= Task directions =
Where in the records does the word "Firmy" appear? Copy each line that holds it.

= Dataset records =
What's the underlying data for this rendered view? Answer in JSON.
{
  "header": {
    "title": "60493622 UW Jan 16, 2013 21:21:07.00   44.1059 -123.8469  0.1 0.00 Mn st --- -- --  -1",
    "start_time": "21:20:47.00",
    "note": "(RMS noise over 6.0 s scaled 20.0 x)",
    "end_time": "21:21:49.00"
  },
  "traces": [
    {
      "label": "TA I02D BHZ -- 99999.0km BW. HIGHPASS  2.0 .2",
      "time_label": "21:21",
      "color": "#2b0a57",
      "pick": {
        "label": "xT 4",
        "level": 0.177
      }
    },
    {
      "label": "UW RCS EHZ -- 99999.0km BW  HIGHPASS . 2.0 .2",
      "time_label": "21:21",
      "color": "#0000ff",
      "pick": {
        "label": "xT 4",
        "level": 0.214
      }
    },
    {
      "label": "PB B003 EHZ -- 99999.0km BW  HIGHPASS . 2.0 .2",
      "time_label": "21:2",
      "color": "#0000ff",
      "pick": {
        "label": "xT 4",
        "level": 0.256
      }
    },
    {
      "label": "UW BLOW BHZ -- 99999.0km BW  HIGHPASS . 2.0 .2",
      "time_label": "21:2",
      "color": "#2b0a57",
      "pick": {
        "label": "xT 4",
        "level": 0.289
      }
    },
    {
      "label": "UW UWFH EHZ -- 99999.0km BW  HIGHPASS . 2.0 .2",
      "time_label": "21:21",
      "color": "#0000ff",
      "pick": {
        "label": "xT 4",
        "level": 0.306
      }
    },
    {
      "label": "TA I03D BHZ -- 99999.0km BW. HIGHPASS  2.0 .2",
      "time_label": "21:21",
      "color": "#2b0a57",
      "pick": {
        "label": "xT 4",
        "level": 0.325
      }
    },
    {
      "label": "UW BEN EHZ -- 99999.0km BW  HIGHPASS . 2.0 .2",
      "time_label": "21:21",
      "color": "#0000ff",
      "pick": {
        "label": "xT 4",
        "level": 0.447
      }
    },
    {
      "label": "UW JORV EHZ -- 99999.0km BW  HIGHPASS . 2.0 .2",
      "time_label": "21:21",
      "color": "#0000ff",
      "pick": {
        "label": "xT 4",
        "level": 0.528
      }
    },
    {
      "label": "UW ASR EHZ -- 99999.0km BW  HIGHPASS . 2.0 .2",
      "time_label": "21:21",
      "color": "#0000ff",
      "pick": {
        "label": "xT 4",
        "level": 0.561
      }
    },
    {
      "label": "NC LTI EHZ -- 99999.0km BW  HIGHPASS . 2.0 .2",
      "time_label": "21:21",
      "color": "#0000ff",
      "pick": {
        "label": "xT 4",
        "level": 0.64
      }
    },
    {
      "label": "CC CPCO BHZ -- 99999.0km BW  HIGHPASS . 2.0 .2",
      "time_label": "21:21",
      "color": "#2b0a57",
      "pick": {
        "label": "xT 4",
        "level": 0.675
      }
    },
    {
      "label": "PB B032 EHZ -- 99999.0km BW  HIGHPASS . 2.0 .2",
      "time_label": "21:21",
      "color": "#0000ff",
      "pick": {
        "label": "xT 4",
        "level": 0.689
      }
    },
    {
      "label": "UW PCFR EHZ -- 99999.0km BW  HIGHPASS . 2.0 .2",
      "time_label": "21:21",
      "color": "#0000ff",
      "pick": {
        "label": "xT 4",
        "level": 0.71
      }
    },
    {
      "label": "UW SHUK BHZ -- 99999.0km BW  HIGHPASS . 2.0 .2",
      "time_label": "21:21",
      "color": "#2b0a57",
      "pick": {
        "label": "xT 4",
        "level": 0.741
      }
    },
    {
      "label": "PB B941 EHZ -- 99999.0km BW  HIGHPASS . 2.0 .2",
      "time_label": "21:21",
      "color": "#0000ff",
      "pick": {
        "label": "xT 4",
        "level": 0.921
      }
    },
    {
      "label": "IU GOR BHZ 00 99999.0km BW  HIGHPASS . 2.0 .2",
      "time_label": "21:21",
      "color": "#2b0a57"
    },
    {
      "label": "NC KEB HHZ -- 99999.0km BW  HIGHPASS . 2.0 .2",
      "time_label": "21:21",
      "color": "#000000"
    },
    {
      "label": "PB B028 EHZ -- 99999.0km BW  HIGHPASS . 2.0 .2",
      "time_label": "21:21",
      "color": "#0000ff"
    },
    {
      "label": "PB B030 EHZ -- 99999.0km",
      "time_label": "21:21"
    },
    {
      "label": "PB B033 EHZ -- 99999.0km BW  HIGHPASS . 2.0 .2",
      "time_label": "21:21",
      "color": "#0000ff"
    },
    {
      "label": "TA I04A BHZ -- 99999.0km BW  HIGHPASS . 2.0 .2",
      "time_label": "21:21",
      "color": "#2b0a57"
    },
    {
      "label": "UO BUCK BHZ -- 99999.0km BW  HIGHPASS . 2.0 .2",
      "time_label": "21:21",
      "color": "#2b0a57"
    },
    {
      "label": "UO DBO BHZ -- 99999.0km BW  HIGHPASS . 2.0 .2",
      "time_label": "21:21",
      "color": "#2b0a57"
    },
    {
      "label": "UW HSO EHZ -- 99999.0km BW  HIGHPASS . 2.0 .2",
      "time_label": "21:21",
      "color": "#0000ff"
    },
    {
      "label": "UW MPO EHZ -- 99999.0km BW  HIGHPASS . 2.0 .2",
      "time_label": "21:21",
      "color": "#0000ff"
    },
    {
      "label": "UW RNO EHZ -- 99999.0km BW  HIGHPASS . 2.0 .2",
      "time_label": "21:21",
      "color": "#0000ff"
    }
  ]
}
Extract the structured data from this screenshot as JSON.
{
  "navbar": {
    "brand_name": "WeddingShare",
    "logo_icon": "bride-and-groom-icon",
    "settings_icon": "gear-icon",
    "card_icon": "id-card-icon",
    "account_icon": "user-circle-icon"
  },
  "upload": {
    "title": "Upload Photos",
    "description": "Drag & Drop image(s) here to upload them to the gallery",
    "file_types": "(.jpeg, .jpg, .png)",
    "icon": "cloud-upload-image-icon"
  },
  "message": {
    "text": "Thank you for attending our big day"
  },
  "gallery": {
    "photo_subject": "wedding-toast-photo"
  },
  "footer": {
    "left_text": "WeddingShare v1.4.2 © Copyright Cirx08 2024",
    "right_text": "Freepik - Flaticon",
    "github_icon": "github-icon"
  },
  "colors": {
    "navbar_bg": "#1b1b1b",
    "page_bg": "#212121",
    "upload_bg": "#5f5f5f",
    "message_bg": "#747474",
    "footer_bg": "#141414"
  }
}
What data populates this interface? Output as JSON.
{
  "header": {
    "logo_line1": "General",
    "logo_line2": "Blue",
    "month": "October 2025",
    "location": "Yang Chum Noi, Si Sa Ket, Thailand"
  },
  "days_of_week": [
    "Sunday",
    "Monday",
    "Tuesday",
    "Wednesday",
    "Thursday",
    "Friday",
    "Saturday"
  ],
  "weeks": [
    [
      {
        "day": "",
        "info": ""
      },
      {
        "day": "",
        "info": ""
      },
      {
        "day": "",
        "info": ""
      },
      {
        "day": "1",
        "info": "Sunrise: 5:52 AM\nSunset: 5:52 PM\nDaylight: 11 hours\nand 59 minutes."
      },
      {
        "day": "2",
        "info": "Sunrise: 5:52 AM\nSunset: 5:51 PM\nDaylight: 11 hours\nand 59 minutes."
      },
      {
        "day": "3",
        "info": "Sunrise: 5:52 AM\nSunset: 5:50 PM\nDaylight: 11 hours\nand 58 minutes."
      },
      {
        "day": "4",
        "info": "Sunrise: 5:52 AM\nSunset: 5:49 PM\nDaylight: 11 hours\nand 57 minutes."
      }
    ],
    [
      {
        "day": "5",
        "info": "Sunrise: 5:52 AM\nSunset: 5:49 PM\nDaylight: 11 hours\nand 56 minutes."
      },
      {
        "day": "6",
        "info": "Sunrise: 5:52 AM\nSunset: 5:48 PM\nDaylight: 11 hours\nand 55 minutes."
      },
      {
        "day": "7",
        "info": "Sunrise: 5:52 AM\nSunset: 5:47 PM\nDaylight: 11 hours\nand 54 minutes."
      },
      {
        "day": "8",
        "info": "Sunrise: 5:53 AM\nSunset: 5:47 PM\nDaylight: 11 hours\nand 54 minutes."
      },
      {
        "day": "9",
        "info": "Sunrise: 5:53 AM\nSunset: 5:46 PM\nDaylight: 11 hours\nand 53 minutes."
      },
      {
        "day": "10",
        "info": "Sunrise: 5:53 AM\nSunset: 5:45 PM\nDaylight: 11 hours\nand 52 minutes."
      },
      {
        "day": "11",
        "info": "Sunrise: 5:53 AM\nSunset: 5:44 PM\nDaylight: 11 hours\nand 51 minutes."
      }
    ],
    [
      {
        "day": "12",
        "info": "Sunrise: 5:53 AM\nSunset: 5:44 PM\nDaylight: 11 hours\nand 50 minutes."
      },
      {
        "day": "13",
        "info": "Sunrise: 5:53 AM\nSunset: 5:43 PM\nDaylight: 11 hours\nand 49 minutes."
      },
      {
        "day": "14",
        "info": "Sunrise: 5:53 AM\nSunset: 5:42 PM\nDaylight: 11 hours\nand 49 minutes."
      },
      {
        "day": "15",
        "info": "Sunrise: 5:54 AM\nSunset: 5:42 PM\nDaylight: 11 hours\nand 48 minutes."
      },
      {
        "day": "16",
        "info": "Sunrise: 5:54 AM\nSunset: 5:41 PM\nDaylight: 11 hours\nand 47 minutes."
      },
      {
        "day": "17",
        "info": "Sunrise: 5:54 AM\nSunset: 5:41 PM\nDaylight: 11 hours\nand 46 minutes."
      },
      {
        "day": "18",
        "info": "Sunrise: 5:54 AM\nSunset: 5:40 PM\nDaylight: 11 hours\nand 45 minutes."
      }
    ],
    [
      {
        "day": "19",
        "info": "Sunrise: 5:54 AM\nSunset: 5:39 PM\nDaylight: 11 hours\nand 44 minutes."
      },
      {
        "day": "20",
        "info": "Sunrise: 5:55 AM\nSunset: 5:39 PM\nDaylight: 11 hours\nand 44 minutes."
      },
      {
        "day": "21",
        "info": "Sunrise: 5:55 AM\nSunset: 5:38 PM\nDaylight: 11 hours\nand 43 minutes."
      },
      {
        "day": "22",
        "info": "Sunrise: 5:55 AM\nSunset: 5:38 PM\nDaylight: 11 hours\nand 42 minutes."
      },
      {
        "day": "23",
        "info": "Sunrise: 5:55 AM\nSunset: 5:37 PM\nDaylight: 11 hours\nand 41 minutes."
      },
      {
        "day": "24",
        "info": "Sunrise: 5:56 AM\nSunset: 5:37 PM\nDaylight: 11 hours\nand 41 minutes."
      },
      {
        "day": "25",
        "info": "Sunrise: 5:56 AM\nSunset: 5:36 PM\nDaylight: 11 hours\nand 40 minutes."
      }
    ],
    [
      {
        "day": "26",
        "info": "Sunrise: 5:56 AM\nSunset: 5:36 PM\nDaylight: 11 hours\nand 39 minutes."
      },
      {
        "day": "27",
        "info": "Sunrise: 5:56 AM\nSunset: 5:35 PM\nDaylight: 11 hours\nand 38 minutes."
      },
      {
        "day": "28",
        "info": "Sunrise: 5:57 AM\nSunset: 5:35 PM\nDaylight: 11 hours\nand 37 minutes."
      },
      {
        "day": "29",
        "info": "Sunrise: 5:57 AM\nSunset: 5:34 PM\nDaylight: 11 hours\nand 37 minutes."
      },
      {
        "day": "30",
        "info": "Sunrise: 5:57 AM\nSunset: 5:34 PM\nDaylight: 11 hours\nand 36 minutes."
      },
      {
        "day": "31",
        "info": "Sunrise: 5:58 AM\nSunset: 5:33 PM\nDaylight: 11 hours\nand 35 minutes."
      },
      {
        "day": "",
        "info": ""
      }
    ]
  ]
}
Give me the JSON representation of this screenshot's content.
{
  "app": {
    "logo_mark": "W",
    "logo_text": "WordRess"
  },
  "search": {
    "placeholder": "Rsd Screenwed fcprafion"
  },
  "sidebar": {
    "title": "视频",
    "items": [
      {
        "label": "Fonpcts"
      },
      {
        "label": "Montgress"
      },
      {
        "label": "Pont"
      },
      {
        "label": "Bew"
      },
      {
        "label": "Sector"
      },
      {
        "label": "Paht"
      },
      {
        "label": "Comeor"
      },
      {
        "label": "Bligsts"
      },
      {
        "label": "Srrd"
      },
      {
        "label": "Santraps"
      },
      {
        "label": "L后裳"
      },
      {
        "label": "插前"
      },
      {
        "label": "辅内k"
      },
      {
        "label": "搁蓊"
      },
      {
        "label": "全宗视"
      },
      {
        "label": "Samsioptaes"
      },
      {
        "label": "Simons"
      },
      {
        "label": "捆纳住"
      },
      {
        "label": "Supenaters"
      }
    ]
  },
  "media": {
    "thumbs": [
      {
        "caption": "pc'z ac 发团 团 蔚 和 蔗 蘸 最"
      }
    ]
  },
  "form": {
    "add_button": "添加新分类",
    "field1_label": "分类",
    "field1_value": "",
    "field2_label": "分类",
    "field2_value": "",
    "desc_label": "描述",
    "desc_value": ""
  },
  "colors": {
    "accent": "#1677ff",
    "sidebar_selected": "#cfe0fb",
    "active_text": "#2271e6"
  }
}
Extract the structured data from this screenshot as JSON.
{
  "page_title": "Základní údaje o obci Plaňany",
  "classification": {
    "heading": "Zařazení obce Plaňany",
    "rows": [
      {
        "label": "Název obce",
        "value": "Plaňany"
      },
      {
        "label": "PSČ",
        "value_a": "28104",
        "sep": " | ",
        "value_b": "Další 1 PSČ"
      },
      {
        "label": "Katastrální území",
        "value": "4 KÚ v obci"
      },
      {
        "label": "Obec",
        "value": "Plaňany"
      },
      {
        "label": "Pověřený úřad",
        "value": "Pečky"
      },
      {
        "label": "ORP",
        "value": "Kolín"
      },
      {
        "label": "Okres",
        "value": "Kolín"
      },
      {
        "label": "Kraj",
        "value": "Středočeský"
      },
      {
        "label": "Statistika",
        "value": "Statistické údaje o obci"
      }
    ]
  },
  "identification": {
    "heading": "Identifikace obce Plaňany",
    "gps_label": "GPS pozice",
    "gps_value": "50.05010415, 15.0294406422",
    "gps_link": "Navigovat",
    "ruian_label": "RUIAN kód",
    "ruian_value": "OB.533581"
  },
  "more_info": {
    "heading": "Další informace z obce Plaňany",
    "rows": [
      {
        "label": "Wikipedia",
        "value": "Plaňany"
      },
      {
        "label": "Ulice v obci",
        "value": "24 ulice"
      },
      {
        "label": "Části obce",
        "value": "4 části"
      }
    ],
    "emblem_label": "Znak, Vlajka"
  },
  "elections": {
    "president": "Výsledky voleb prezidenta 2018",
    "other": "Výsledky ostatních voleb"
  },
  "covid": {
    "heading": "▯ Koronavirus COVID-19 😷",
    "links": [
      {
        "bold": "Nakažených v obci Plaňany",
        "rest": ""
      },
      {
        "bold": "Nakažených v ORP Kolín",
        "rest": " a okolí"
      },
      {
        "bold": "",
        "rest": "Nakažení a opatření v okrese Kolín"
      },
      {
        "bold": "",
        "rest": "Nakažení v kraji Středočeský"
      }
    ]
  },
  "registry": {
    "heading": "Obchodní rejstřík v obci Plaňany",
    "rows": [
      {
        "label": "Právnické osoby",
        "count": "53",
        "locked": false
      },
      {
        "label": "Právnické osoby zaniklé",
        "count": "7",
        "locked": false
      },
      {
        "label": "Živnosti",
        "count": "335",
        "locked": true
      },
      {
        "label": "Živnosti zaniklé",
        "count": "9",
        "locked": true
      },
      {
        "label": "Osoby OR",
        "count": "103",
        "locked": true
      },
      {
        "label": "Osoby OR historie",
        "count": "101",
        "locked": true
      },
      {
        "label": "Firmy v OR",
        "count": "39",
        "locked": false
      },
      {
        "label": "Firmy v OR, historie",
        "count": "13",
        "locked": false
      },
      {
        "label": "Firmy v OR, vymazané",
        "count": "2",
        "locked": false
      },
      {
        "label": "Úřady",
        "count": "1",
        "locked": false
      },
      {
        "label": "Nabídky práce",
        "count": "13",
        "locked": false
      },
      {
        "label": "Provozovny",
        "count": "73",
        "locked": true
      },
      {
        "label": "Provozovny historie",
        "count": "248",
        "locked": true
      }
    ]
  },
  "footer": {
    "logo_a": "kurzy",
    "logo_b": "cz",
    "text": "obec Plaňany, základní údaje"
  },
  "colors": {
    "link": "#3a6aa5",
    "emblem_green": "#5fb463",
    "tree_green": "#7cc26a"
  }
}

= Result for this task =
        "label": "Firmy v OR",
        "label": "Firmy v OR, historie",
        "label": "Firmy v OR, vymazané",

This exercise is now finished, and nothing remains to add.